Culture Secretary, John Whittingdale MP said, “Local and regional media plays a vital role in reporting issues that matter to communities and also helps hold local decision-makers to account. Given the challenges the industry is facing, these plans from the BBC and NMA are welcome. They will need to be implemented carefully and in consultation with industry, but will help make sure our local media thrives for years to come.”

The delivery of the proposals, and the broader relationship between the BBC and its local news partners, will be subject to a joint annual review by the BBC and the NMA and considered by the new BBC Board to ensure that the terms of the agreement are being met and that it continues to deliver its intended purpose. The results of this review will be published alongside the BBC’s Annual Report and Accounts.

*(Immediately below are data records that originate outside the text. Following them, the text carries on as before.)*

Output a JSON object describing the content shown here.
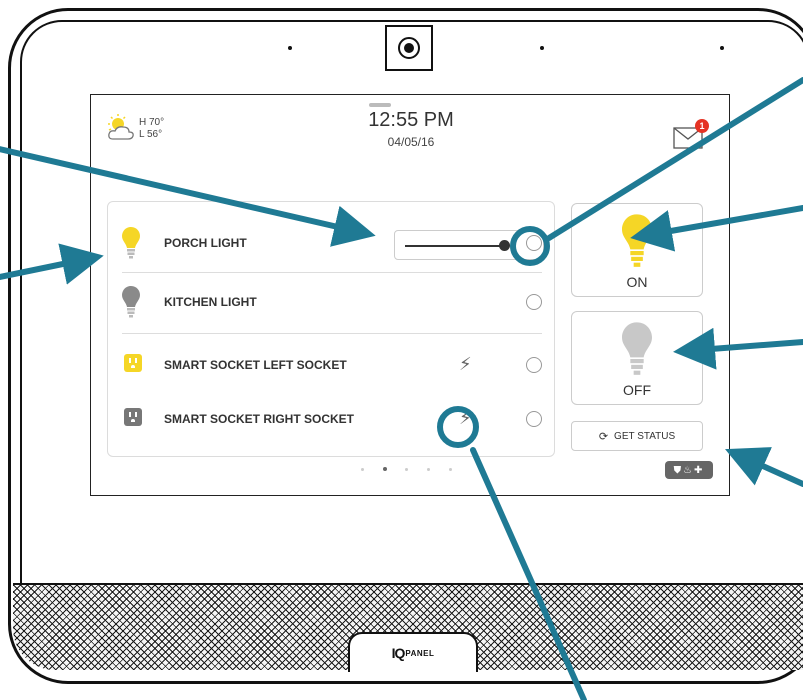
{
  "header": {
    "weather": {
      "high": "H 70°",
      "low": "L 56°",
      "icon": "partly-cloudy-icon"
    },
    "time": "12:55 PM",
    "date": "04/05/16",
    "mail": {
      "icon": "envelope-icon",
      "badge": "1"
    }
  },
  "devices": [
    {
      "name": "PORCH LIGHT",
      "icon": "bulb-icon",
      "icon_color": "#f5d626",
      "control": "dimmer-slider"
    },
    {
      "name": "KITCHEN LIGHT",
      "icon": "bulb-icon",
      "icon_color": "#8a8a8a"
    },
    {
      "name": "SMART SOCKET LEFT SOCKET",
      "icon": "socket-icon",
      "icon_color": "#f5d626",
      "power_icon": "lightning-bolt-icon"
    },
    {
      "name": "SMART SOCKET RIGHT SOCKET",
      "icon": "socket-icon",
      "icon_color": "#777777",
      "power_icon": "lightning-bolt-icon"
    }
  ],
  "controls": {
    "on_label": "ON",
    "off_label": "OFF",
    "get_status_label": "GET STATUS"
  },
  "pager": {
    "pages": 5,
    "active": 2
  },
  "device_label": {
    "iq": "IQ",
    "panel": "PANEL"
  },
  "colors": {
    "accent": "#1f7a94",
    "on": "#f5d626",
    "off": "#c8c8c8",
    "badge": "#e53324"
  }
}
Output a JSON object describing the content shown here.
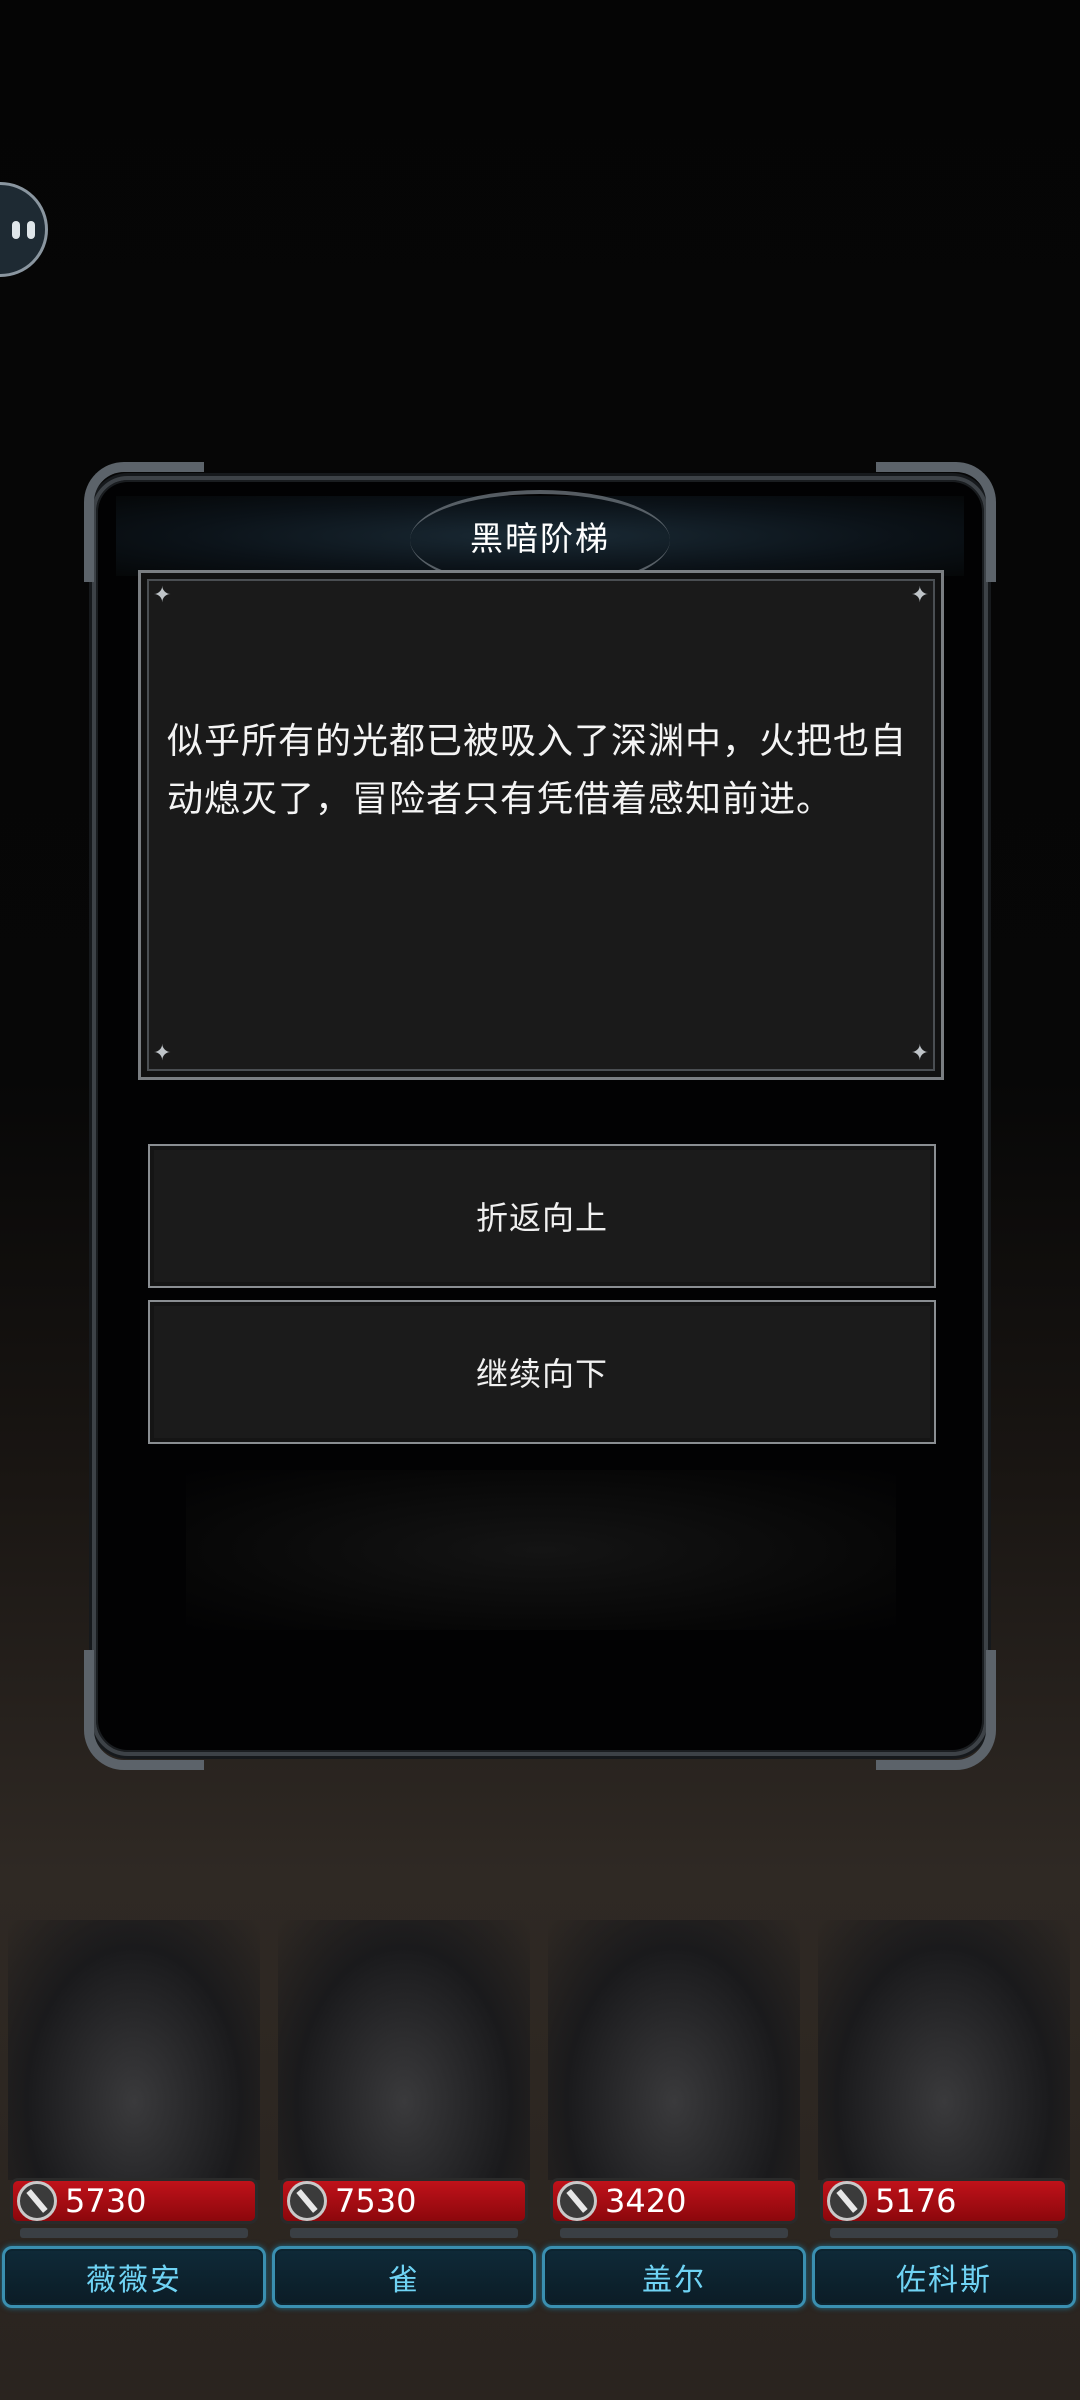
{
  "event": {
    "title": "黑暗阶梯",
    "description": "似乎所有的光都已被吸入了深渊中，火把也自动熄灭了，冒险者只有凭借着感知前进。",
    "choices": [
      {
        "label": "折返向上"
      },
      {
        "label": "继续向下"
      }
    ]
  },
  "party": [
    {
      "name": "薇薇安",
      "hp": "5730"
    },
    {
      "name": "雀",
      "hp": "7530"
    },
    {
      "name": "盖尔",
      "hp": "3420"
    },
    {
      "name": "佐科斯",
      "hp": "5176"
    }
  ],
  "colors": {
    "hp_bar": "#c0121a",
    "name_tag_border": "#3a8fb0",
    "name_text": "#6fd3f4"
  },
  "icons": {
    "float_button": "pause-bubble-icon",
    "hp": "sword-icon"
  }
}
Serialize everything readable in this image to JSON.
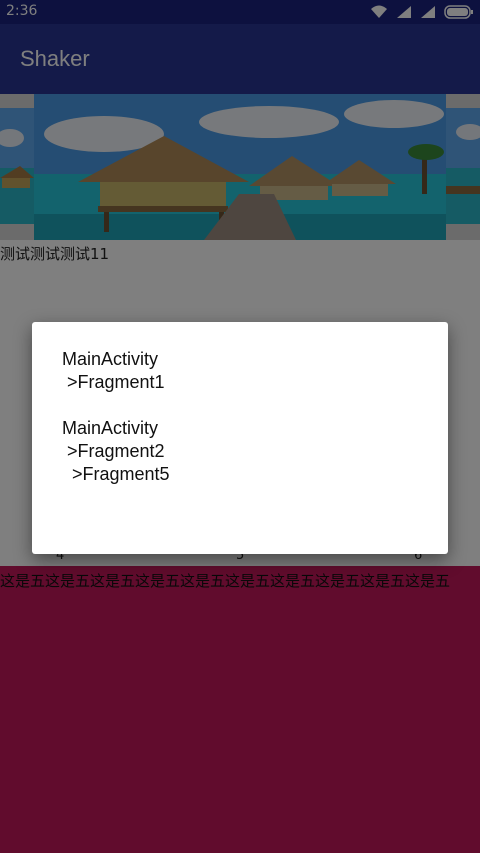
{
  "status_bar": {
    "time": "2:36",
    "icons": [
      "wifi-icon",
      "signal-icon",
      "signal-icon-2",
      "battery-icon"
    ]
  },
  "app_bar": {
    "title": "Shaker"
  },
  "content": {
    "test_label": "测试测试测试11",
    "numbers": [
      "4",
      "5",
      "6"
    ],
    "repeat_text": "这是五这是五这是五这是五这是五这是五这是五这是五这是五这是五"
  },
  "dialog": {
    "lines": [
      "MainActivity",
      " >Fragment1",
      "",
      "MainActivity",
      " >Fragment2",
      "  >Fragment5"
    ]
  },
  "colors": {
    "status_bar": "#1a237e",
    "app_bar": "#283593",
    "red_area": "#c2185b",
    "sea": "#26c6da",
    "sky": "#4a9ae6"
  }
}
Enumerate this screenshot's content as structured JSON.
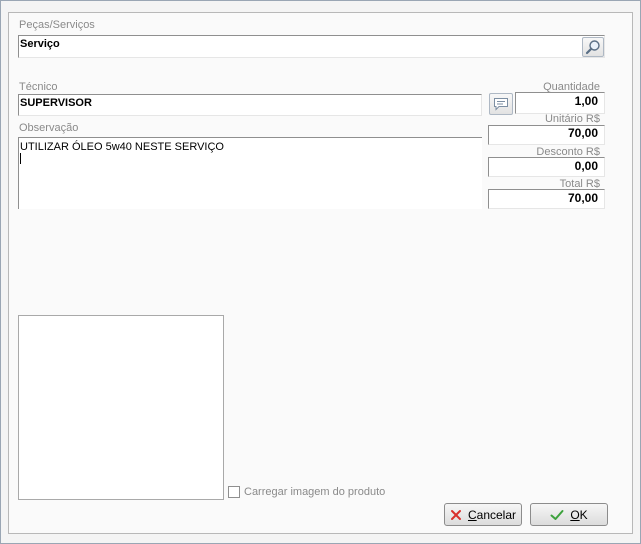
{
  "pecas": {
    "label": "Peças/Serviços",
    "value": "Serviço",
    "search_icon": "magnifier-icon"
  },
  "tecnico": {
    "label": "Técnico",
    "value": "SUPERVISOR",
    "comment_icon": "comment-icon"
  },
  "observacao": {
    "label": "Observação",
    "value": "UTILIZAR ÓLEO 5w40 NESTE SERVIÇO"
  },
  "quantidade": {
    "label": "Quantidade",
    "value": "1,00"
  },
  "unitario": {
    "label": "Unitário R$",
    "value": "70,00"
  },
  "desconto": {
    "label": "Desconto R$",
    "value": "0,00"
  },
  "total": {
    "label": "Total R$",
    "value": "70,00"
  },
  "imagem": {
    "checkbox_label": "Carregar imagem do produto",
    "checked": false
  },
  "buttons": {
    "cancel_first": "C",
    "cancel_rest": "ancelar",
    "cancel_icon": "x-icon",
    "ok_first": "O",
    "ok_rest": "K",
    "ok_icon": "check-icon"
  },
  "colors": {
    "cancel_icon": "#d9302c",
    "ok_icon": "#3da23d"
  }
}
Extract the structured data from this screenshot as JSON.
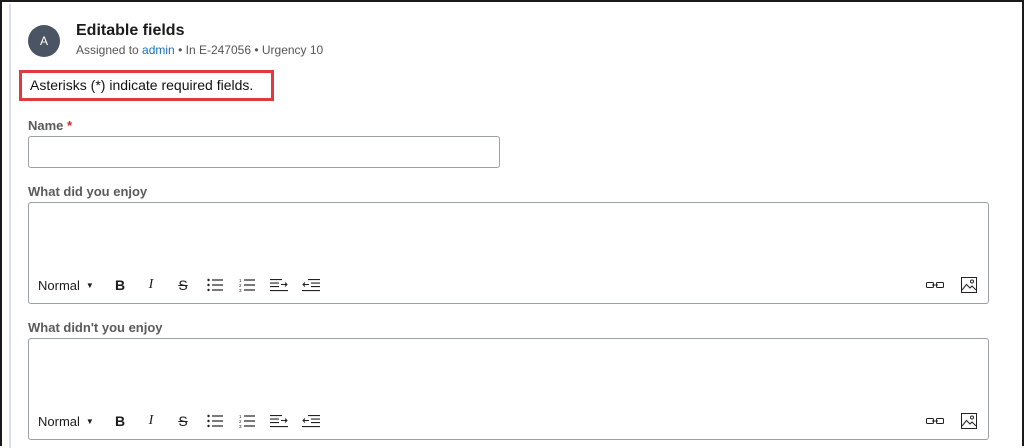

On the BBC side, the local newspaper initiatives will managed by the BBC English Regions HQ and will be based at BBC Birmingham.

While the journalists will be under the editorial direction and control of their employers, processes will be jointly agreed to ensure the quality of coverage is in line with the BBC’s public service obligations.  The number will rise to 200 journalists, depending on the outcome of a joint review of usage in 2019. If the usage of the journalism on BBC outlets warrants increasing the numbers from 150 to 200 in 2019, the further 50 journalists could be funded from a number of different sources, including net revenues raised by the participating news media groups from advertising against BBC news bank video content (which may need specific approval from the future regulatory body of the BBC), external funding, or reallocation of BBC resources spent on the data journalism unit.

The News Media Association is the voice of national, regional and local news media organisations in the UK. It exists to promote the interests of news media publishers to government, regulatory authorities, industry bodies and other organisations whose work affects the industry.